Dean’s leading argument is that the political ideology of the Republican Party of the Civil War era (beginning with the Free Soilers), aside from being antislavery, was at heart agrarian. As such, it aggressively promoted the interests of small family farmers and led ultimately to the passage of the Homestead Act, Pacific Railway Act, and the Morrill Land Grant College Act following the secession of the southern states. Dean extends this analysis of what he repeatedly categorizes as a Republican fixation on comparative land-use practices (and what they represented) to legislation creating Yosemite State Park [End Page 84] (1864) and Yellowstone National Park (1872). Dean’s problematic premise is that northerners and Republicans were more concerned over the expansion of slavery because of slave owners’ use and abuse of the land through plantation and monocrop agriculture than they were the immorality of slavery or the existence of slavery in a free republic. In contrast to northern family farms, which resulted in the wise use of the land and soil, he asserts, plantation agriculture generated land monopolies, aristocrats, and a lack of progress and civilization (although we know that the Homestead Act combined with subsequent land acts arguably led to similar scenarios in western lands, in some ranching and agricultural enterprises).

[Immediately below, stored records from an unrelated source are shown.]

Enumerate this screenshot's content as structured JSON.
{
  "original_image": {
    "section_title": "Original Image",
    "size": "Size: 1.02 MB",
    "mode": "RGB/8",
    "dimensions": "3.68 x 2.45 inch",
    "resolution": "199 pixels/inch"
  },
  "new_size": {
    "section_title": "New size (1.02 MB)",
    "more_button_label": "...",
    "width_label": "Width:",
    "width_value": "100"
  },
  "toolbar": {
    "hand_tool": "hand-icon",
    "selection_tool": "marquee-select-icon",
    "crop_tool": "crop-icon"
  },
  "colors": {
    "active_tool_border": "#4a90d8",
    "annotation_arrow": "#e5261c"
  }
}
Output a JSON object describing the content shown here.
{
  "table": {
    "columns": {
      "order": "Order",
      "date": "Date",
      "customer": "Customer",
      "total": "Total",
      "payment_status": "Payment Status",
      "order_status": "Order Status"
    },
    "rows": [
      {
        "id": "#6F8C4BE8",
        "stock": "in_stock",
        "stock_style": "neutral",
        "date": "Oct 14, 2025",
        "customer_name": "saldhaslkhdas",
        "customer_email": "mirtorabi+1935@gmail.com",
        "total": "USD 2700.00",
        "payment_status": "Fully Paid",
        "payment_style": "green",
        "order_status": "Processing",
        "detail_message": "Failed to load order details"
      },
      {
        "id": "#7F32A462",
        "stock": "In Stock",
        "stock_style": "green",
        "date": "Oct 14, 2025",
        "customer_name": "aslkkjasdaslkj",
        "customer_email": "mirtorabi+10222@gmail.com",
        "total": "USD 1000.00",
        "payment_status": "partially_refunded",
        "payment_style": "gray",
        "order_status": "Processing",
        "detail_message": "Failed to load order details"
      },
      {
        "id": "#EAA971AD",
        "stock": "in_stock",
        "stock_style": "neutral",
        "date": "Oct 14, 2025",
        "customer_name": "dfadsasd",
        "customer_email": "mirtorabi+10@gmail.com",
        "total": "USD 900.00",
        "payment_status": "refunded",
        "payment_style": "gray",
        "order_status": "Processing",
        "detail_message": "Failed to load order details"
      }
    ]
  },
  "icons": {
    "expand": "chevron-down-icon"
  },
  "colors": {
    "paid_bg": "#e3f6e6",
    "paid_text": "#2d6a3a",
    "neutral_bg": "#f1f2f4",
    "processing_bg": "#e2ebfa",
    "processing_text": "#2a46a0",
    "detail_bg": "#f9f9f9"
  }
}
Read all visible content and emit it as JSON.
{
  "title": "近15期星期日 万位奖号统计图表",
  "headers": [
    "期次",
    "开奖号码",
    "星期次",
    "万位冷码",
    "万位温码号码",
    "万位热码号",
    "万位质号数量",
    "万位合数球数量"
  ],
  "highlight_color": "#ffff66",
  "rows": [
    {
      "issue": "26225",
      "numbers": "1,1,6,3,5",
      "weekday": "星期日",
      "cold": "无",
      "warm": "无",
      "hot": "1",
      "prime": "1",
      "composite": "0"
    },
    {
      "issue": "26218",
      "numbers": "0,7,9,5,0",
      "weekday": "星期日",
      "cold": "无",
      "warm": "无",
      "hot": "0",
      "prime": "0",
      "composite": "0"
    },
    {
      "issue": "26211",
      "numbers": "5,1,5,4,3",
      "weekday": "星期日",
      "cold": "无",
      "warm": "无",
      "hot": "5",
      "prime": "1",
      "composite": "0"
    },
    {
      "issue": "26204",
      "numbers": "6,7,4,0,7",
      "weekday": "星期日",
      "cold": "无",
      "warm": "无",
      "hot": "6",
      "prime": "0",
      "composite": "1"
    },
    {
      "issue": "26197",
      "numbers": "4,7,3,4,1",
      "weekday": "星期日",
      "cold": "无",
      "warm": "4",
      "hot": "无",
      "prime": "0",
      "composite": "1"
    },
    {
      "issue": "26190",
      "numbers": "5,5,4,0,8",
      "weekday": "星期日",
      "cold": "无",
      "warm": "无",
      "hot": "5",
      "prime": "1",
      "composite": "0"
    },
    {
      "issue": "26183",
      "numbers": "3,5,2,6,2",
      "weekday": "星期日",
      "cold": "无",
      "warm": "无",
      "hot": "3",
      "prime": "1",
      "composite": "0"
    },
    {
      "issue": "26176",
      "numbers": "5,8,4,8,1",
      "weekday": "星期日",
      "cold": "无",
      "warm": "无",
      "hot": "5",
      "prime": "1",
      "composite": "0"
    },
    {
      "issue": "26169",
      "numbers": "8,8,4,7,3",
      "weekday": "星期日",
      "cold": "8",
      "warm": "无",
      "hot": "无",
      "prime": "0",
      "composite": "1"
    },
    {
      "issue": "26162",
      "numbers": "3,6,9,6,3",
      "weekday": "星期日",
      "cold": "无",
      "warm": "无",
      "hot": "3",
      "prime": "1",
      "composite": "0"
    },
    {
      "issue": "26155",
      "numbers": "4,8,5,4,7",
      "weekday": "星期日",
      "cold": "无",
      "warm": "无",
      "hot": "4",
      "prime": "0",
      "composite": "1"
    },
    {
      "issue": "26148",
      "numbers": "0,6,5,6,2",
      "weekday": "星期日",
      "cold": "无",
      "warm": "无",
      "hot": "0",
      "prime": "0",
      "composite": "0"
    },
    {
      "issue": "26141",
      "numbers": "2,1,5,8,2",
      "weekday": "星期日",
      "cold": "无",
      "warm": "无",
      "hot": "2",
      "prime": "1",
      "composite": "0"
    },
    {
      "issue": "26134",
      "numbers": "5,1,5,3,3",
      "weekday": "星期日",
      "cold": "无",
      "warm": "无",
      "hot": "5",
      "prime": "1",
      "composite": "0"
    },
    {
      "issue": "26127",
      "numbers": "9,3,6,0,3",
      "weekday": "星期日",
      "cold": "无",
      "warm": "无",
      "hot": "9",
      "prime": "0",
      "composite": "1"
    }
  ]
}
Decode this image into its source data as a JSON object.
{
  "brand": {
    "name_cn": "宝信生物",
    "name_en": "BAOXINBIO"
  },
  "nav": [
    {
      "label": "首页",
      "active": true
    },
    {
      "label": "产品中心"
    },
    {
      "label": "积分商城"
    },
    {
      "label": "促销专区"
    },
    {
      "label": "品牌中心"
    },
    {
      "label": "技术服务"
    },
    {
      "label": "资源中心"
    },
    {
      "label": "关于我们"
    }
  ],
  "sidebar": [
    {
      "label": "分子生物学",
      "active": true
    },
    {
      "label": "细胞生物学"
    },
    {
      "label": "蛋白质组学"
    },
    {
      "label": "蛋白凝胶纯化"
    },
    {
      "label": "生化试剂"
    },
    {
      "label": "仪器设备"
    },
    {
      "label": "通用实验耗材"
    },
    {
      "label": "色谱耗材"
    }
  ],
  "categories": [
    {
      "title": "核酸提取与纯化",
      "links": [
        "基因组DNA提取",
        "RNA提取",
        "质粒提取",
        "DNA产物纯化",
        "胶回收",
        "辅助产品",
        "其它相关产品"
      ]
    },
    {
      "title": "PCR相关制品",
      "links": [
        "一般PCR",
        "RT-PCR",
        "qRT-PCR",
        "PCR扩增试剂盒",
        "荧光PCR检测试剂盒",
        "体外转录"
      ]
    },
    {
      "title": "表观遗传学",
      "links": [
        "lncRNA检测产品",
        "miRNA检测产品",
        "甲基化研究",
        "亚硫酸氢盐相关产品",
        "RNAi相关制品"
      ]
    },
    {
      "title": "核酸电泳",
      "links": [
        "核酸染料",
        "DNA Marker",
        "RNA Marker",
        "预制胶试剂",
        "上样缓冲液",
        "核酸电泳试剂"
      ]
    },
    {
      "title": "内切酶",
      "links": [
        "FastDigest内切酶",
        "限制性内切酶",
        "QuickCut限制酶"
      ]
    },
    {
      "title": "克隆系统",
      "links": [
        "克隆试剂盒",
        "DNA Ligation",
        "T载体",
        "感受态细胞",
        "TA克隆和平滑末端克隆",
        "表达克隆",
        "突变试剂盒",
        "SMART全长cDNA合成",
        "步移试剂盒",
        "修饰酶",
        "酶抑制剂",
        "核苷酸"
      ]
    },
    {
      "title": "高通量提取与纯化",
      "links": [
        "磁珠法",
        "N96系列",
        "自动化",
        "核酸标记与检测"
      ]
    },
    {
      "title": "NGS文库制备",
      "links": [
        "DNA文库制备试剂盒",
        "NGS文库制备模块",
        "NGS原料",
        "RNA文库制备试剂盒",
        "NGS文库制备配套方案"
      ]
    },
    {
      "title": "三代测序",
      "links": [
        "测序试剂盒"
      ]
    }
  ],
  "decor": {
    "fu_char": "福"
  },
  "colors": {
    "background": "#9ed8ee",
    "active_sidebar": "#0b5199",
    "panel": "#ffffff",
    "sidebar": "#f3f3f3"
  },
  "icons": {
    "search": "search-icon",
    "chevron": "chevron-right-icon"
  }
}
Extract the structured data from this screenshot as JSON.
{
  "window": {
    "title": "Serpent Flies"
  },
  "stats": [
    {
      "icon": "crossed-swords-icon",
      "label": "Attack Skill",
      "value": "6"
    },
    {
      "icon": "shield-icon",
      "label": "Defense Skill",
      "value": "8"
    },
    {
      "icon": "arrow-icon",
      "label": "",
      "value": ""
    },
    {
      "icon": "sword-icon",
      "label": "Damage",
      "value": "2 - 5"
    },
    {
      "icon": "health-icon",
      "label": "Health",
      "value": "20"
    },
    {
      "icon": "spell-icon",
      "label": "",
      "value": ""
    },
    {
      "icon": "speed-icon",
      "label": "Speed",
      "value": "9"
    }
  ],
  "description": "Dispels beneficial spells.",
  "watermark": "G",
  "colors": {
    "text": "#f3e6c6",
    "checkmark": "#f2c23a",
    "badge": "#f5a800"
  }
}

An Agrarian Republic suffers from conceptual and interpretive errors, perhaps derived from a limited understanding of agricultural history, despite an indication from the subtitle that this is about farming. One would expect to see more than one farm paper and more of the relevant historiography than what is consulted here. From the outset and throughout, Dean overstates the evidence, often employing more modern environmentalist and subjective verbiage, in assertions like, “As the Republicans grew in popularity and power, they became convinced that the future of the country depended on the wise use of the soil” (p. 40). This minimizes, if not ignores, Republicans’ and northerners’ greater impetus to oppose the expansion of slavery—that is, a sense of urgency that the peculiar institution itself was a threat to the nation, not simply a threat to wise land use.
Dean makes interesting use of published observations and warnings about the soil-depleting effects of slave agriculture, although he couches it in political ideology. This is actually reflective of the literature of agrarian reform impulses, North and South, some of which were clearly co-opted by sectional politicians as yet another valid reason to either oppose slavery or reform agricultural practices. Rather than being part and parcel of Republican ideology, Dean fails to appreciate that these are broader expressions of agrarian reform and the rise of agricultural science, hence the drive behind the Morrill Land Grant College Act. A stronger argument would be that reformers [End Page 85] asserted that not only was southern slavery on the wrong side of history, but increasingly on the wrong side of agricultural science. Nevertheless, halting the spread of slavery was the overriding issue of antislavery politics, not land use.
GINETTE ALEY teaches history at Washburn University and is a Carey Fellow in the History Department at Kansas State University. She is the co-editor of Union Heartland: The Midwestern Home Front during the Civil War (2013) and the author of several articles and book chapters on nineteenth-century agrarianism and the Civil War era.